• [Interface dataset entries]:

§

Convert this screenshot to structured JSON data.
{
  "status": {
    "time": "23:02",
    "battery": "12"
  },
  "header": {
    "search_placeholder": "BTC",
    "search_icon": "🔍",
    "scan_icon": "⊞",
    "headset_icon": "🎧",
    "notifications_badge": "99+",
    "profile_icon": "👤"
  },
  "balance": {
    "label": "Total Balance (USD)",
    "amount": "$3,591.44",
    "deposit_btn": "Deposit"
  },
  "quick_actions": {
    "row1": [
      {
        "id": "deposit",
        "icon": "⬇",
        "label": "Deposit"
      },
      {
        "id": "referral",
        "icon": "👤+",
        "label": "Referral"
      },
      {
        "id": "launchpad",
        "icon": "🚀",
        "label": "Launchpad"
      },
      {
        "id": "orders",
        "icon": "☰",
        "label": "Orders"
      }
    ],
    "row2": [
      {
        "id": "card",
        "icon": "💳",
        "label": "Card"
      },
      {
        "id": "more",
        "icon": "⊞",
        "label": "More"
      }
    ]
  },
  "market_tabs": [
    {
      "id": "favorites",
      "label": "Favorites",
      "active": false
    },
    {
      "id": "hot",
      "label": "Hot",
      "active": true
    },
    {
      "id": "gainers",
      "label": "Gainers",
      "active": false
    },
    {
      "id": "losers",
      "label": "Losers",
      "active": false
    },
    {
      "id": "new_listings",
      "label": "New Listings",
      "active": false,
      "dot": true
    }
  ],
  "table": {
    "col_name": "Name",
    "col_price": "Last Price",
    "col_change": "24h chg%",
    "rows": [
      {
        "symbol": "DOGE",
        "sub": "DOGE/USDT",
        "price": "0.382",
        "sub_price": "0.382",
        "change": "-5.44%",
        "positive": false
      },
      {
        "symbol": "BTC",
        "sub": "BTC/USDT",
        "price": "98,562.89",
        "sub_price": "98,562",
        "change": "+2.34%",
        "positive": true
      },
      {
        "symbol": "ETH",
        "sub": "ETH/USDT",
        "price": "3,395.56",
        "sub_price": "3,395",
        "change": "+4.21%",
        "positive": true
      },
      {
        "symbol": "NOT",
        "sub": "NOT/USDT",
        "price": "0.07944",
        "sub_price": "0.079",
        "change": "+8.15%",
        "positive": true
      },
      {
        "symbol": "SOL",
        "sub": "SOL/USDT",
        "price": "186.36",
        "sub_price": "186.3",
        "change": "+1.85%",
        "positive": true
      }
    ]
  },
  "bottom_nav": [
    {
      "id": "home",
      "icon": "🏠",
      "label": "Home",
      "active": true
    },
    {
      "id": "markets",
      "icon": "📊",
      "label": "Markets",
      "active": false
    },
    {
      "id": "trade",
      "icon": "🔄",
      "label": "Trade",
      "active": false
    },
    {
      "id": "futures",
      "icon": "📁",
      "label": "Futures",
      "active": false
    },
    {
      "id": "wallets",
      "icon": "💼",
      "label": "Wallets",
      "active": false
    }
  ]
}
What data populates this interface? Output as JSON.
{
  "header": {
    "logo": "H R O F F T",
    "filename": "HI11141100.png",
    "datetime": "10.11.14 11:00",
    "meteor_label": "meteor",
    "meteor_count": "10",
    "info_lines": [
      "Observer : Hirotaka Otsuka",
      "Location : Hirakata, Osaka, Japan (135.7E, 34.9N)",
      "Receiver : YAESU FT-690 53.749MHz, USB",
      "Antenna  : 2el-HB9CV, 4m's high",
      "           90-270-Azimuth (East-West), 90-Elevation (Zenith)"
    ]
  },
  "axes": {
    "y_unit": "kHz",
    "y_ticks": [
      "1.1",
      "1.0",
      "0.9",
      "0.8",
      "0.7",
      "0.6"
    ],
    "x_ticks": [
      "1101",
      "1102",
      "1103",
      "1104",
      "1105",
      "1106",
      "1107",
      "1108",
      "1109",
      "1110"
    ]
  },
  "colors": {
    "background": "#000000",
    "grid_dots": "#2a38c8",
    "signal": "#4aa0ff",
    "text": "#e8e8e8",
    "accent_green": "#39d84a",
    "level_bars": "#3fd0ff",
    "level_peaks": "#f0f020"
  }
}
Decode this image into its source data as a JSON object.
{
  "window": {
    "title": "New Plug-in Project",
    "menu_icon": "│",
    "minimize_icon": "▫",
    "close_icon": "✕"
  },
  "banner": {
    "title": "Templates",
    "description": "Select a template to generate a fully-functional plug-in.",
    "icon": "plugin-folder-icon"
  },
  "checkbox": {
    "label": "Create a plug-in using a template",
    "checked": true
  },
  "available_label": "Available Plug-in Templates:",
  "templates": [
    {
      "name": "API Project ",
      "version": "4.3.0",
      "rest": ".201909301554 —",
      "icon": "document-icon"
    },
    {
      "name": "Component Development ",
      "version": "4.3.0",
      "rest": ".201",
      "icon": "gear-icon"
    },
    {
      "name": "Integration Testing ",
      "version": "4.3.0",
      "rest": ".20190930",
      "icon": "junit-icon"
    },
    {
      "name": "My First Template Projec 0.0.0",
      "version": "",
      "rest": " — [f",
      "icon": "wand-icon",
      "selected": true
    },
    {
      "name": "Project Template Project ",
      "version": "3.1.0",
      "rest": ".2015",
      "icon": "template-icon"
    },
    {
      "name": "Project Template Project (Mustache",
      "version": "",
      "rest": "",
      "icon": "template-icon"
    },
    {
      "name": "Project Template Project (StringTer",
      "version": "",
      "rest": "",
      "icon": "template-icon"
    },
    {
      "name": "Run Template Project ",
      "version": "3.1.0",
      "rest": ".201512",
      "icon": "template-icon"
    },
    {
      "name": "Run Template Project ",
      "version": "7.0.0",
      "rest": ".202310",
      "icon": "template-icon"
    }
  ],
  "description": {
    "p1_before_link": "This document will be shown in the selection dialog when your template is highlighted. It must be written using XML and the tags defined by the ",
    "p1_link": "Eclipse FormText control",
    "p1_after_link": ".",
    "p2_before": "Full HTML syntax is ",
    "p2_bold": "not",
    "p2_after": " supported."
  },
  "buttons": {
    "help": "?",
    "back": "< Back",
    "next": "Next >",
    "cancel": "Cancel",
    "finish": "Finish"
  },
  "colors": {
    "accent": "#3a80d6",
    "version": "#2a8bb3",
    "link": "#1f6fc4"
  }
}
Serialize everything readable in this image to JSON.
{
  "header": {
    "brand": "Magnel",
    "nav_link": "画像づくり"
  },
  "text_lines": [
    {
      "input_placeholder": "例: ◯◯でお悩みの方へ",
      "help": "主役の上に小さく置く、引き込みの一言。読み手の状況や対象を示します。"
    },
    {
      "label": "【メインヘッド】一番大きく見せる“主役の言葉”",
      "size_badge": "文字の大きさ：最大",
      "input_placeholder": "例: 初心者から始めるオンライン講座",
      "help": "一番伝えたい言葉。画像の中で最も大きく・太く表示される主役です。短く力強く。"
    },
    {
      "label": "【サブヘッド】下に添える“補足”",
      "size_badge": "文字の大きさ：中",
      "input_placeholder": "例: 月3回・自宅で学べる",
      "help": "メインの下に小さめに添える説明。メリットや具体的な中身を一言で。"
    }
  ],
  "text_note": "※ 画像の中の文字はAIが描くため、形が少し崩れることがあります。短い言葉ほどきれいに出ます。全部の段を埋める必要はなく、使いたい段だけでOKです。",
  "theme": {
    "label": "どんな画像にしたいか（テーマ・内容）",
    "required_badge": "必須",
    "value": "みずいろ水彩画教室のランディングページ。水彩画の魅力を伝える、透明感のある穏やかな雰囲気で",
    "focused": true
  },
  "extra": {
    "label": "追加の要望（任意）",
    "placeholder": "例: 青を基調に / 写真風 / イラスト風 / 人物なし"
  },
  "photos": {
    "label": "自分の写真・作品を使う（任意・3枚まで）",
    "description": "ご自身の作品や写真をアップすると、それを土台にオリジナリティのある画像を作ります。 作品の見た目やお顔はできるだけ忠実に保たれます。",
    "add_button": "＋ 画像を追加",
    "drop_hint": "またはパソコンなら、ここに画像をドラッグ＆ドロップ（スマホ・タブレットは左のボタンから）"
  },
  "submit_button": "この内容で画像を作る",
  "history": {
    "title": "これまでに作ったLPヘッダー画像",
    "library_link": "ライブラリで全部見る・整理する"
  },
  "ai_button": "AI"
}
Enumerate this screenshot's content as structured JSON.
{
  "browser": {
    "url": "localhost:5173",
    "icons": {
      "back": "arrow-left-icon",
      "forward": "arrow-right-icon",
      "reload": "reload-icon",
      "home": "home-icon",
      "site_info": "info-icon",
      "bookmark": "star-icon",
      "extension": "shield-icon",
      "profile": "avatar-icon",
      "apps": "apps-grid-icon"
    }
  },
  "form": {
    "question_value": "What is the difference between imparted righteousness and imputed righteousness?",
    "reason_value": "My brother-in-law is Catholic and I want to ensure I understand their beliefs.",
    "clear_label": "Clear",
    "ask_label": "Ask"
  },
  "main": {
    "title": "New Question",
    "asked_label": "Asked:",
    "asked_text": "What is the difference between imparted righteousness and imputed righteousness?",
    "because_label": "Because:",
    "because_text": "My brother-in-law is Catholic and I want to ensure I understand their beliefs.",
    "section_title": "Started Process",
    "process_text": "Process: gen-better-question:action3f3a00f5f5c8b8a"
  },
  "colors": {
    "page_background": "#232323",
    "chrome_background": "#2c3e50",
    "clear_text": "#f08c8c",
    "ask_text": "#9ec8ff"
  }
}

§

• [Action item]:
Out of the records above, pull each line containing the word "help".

• [Reply]:
    "help": "?",
      "help": "主役の上に小さく置く、引き込みの一言。読み手の状況や対象を示します。"
      "help": "一番伝えたい言葉。画像の中で最も大きく・太く表示される主役です。短く力強く。"
      "help": "メインの下に小さめに添える説明。メリットや具体的な中身を一言で。"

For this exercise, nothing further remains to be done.